WORK ORDER:
Look for the string "porch" in the material below. Copy every line where you find it.

__________________________________________________

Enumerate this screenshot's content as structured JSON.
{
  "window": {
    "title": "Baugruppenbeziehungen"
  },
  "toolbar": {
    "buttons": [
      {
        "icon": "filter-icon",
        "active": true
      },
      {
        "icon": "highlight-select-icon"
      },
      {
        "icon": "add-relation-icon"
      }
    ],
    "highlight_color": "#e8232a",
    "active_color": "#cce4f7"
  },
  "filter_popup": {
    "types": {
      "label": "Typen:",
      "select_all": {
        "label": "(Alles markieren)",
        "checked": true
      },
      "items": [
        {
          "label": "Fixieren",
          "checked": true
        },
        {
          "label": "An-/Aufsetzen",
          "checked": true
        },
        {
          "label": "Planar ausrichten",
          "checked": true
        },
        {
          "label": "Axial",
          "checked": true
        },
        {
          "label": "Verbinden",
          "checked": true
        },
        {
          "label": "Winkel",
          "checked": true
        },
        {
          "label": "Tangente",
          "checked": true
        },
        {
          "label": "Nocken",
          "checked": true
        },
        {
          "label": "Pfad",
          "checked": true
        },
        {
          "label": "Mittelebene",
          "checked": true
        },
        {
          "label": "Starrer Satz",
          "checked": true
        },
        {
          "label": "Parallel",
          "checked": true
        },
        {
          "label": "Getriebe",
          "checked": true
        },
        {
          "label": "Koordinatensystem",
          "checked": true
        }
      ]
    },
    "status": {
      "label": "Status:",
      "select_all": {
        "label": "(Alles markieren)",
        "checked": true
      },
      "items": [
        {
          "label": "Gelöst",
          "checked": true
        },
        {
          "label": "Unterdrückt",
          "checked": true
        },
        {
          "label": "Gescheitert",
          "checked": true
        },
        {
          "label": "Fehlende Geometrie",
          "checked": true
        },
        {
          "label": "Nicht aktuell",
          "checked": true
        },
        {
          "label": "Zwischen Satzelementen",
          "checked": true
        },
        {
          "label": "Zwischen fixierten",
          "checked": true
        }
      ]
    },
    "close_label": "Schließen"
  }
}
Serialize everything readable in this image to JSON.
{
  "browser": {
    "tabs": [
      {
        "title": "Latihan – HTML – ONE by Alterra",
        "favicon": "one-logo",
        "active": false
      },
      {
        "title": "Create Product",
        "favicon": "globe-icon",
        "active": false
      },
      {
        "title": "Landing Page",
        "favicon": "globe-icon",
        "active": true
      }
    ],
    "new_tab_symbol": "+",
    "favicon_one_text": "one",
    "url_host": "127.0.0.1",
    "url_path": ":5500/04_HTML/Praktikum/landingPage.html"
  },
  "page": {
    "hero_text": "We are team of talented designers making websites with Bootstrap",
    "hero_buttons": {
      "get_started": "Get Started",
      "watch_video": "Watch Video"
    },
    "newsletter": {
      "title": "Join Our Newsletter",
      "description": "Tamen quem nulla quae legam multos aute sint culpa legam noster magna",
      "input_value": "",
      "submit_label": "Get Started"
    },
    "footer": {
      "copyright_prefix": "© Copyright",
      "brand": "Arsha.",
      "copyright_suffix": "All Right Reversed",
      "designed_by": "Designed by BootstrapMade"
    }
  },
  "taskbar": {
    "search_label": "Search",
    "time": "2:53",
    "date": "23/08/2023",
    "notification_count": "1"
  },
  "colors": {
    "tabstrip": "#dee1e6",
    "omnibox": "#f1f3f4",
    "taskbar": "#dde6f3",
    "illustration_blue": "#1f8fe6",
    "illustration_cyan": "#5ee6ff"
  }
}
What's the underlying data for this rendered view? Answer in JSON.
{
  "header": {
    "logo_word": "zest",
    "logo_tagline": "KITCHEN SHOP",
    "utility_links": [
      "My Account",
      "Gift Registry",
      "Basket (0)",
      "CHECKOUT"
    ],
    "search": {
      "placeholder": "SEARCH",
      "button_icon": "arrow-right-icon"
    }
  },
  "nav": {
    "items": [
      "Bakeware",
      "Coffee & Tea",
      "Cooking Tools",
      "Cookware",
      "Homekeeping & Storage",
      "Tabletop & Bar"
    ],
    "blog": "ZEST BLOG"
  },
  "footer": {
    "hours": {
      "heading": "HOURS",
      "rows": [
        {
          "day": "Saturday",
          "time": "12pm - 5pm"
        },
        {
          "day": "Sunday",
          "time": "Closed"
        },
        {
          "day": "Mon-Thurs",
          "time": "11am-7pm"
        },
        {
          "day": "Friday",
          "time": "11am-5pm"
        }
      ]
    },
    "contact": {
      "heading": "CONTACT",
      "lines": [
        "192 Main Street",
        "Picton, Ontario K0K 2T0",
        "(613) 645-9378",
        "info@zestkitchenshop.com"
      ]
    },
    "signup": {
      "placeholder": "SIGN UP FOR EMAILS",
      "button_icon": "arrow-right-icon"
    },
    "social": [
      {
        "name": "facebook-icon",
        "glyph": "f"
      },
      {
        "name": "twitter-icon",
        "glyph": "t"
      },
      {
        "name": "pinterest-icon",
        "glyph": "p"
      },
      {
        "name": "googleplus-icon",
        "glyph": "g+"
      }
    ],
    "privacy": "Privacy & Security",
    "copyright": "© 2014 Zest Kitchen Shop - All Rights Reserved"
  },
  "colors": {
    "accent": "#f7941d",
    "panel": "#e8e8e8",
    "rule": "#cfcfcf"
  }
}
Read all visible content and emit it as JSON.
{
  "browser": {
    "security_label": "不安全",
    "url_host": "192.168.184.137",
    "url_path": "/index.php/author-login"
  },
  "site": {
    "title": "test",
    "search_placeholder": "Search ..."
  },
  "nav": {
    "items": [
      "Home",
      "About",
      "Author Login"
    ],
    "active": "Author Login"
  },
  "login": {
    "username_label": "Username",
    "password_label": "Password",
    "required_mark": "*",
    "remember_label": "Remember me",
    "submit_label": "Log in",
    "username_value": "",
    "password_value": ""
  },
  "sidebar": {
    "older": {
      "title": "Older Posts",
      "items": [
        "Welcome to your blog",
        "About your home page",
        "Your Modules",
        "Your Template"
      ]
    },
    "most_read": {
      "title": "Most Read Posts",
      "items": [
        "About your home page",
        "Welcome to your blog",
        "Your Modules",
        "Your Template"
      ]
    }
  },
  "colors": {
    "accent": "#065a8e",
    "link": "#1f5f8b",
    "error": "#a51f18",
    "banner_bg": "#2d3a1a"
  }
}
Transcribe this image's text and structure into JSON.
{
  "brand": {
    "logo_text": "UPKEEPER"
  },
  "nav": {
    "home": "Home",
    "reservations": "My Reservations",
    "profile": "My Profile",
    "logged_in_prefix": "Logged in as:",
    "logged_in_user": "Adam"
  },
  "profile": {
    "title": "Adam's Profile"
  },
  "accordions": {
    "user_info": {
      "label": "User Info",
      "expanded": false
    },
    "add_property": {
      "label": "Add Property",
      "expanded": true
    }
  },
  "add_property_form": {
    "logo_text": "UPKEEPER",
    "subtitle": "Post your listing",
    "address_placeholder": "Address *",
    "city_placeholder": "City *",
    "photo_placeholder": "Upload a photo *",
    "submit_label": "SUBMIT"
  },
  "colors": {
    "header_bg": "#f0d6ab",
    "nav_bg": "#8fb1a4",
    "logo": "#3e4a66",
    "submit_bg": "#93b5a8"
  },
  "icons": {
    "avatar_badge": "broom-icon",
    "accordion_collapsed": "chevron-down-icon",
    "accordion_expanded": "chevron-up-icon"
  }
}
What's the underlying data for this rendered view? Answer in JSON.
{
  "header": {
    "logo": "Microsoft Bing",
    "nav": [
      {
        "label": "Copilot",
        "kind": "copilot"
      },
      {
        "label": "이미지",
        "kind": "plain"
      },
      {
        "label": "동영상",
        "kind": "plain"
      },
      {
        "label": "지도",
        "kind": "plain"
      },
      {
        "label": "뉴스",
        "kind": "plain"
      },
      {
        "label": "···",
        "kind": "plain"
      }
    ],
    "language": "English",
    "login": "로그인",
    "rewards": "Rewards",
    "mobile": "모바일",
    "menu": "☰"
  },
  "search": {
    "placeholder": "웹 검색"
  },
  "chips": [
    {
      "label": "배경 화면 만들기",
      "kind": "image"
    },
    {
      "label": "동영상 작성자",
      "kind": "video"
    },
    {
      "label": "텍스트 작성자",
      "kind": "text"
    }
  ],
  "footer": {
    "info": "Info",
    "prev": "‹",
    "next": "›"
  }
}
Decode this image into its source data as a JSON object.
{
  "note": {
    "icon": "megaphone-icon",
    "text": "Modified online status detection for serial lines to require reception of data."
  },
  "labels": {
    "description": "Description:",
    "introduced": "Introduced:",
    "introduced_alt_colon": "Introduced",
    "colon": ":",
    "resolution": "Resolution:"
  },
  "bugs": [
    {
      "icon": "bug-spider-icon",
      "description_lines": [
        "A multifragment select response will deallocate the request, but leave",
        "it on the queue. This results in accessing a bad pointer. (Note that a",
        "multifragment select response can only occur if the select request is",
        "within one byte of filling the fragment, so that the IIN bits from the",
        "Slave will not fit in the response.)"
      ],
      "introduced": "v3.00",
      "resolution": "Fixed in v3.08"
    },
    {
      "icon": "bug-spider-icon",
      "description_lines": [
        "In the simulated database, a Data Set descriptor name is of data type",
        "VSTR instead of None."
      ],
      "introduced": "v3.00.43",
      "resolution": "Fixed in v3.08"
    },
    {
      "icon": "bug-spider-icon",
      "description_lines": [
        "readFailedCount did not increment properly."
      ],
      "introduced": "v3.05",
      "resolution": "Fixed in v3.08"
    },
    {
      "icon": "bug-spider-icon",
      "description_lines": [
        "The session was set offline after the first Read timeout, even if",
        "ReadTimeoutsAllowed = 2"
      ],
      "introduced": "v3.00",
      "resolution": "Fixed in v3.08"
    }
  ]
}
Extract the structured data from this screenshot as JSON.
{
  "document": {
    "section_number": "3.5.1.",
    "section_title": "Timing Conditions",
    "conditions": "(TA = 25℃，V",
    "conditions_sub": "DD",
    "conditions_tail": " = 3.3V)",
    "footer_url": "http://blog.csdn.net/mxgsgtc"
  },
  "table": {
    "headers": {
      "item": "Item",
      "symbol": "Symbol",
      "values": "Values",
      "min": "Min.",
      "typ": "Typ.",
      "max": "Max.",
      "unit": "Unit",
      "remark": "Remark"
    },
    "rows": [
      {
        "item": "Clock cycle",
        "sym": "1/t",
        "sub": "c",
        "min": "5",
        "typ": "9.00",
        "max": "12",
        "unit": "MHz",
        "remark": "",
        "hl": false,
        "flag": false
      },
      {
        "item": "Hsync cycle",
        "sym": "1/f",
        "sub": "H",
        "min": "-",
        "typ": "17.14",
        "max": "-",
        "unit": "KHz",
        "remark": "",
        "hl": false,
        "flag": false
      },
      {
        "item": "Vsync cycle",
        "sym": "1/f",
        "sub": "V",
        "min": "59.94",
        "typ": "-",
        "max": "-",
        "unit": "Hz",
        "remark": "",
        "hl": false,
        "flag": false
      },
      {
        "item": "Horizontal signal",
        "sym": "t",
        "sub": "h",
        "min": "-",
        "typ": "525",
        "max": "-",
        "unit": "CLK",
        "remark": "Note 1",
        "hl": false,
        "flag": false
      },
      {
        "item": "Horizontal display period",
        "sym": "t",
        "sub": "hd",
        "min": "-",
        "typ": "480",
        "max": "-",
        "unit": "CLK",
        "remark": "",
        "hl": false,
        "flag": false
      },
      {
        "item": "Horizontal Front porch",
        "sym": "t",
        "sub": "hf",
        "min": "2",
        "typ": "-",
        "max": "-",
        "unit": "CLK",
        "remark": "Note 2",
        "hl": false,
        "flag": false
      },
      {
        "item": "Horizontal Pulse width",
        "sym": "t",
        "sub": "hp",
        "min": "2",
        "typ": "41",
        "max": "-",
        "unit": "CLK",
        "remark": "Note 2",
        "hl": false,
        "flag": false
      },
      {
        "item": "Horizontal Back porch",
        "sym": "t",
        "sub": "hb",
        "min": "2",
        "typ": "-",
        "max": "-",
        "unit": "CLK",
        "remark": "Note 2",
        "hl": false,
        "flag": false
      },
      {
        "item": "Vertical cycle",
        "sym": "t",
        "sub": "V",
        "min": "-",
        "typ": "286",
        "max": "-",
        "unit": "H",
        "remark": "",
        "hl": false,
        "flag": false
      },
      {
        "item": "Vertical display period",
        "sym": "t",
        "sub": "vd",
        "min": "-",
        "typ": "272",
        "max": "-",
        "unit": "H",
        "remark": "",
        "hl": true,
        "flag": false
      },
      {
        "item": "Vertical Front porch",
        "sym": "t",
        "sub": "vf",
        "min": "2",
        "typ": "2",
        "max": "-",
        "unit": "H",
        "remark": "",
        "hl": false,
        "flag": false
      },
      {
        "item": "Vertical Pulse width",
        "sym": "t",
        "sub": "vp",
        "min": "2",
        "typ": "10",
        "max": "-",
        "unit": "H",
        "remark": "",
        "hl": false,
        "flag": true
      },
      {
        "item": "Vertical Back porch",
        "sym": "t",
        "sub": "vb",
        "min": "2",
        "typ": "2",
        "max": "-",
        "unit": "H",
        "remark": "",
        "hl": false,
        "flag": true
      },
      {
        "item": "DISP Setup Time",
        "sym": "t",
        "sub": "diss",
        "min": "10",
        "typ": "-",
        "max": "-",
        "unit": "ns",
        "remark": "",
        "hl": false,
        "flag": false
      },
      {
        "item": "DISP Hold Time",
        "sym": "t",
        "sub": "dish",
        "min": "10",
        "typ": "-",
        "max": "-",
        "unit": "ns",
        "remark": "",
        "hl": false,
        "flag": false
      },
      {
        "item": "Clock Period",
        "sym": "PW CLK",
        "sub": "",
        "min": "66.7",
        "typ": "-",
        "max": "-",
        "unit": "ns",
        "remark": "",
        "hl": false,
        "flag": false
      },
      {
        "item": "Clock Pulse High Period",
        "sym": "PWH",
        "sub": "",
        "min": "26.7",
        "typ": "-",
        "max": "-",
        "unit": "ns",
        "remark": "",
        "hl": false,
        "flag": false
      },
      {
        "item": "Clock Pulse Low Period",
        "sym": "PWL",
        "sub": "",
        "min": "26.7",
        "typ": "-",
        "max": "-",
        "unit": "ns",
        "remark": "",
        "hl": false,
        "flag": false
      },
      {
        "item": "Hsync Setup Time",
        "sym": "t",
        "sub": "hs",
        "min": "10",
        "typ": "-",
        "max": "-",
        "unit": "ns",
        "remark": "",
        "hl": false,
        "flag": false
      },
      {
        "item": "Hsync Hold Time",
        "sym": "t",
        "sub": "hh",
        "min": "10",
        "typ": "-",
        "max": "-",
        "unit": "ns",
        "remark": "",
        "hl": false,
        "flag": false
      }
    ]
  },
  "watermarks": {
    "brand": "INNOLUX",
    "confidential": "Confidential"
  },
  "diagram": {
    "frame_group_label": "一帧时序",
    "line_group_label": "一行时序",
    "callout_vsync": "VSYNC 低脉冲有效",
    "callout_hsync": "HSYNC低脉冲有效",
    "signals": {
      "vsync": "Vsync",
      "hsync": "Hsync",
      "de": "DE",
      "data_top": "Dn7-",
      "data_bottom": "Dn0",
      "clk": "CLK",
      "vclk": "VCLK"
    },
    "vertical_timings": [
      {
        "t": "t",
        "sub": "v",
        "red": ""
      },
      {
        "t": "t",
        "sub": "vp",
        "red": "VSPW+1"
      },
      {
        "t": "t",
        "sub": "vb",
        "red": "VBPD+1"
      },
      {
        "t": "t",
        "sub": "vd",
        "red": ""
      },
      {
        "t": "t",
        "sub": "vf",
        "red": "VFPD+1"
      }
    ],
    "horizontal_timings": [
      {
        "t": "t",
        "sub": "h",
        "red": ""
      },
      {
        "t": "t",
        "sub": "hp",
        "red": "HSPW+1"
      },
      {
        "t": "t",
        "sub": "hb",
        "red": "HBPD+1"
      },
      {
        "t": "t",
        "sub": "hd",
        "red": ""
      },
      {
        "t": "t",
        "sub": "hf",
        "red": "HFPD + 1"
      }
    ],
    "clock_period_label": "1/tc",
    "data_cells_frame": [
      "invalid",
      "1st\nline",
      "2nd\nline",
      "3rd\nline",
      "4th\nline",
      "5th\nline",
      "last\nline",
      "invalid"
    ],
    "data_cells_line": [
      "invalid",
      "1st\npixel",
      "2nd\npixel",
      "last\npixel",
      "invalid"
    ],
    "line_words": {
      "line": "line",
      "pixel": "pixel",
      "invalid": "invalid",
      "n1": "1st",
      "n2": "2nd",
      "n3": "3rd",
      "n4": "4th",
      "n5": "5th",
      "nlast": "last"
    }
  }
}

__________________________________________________

REPLY TO THE EXERCISE:
        "item": "Horizontal Front porch",
        "item": "Horizontal Back porch",
        "item": "Vertical Front porch",
        "item": "Vertical Back porch",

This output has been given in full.